**Input records:**
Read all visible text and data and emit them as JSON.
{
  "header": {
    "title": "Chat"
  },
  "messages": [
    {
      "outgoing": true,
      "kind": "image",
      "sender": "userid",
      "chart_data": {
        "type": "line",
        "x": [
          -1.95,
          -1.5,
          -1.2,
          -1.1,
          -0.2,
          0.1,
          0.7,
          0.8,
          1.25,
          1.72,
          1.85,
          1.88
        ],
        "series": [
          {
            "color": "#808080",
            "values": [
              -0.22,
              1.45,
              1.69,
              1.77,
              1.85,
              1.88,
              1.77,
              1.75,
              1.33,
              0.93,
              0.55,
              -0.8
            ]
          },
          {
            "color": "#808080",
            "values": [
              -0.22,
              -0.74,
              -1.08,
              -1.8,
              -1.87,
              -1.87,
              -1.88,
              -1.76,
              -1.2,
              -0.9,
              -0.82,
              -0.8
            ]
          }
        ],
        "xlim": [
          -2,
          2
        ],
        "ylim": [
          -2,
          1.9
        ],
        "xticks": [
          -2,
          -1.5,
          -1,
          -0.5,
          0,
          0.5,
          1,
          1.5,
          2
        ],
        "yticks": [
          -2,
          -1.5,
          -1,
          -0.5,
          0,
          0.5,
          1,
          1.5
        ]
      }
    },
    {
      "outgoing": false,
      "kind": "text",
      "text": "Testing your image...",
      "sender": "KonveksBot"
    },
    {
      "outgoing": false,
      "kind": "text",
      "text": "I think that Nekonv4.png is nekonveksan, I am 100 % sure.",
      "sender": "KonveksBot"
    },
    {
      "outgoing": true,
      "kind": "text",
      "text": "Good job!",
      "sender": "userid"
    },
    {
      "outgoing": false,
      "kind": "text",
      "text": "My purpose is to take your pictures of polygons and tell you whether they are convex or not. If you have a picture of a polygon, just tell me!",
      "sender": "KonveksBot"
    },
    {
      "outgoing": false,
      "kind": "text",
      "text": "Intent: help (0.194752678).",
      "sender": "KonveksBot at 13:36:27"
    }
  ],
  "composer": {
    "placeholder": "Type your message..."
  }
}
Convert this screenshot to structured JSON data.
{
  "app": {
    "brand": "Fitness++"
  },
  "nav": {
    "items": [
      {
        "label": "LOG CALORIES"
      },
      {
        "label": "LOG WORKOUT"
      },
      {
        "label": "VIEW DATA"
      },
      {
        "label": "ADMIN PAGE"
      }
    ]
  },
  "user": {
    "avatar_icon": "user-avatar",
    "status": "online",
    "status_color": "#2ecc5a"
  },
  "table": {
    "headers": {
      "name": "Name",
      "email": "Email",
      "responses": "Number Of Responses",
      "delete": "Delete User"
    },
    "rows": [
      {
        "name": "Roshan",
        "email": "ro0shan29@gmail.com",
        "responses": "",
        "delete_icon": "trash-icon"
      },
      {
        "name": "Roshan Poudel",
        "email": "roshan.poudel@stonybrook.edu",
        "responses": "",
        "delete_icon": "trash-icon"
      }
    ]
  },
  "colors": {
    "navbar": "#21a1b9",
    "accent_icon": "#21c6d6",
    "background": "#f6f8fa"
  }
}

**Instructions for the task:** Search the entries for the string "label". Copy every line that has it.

**Exercise answer:**
        "label": "LOG CALORIES"
        "label": "LOG WORKOUT"
        "label": "VIEW DATA"
        "label": "ADMIN PAGE"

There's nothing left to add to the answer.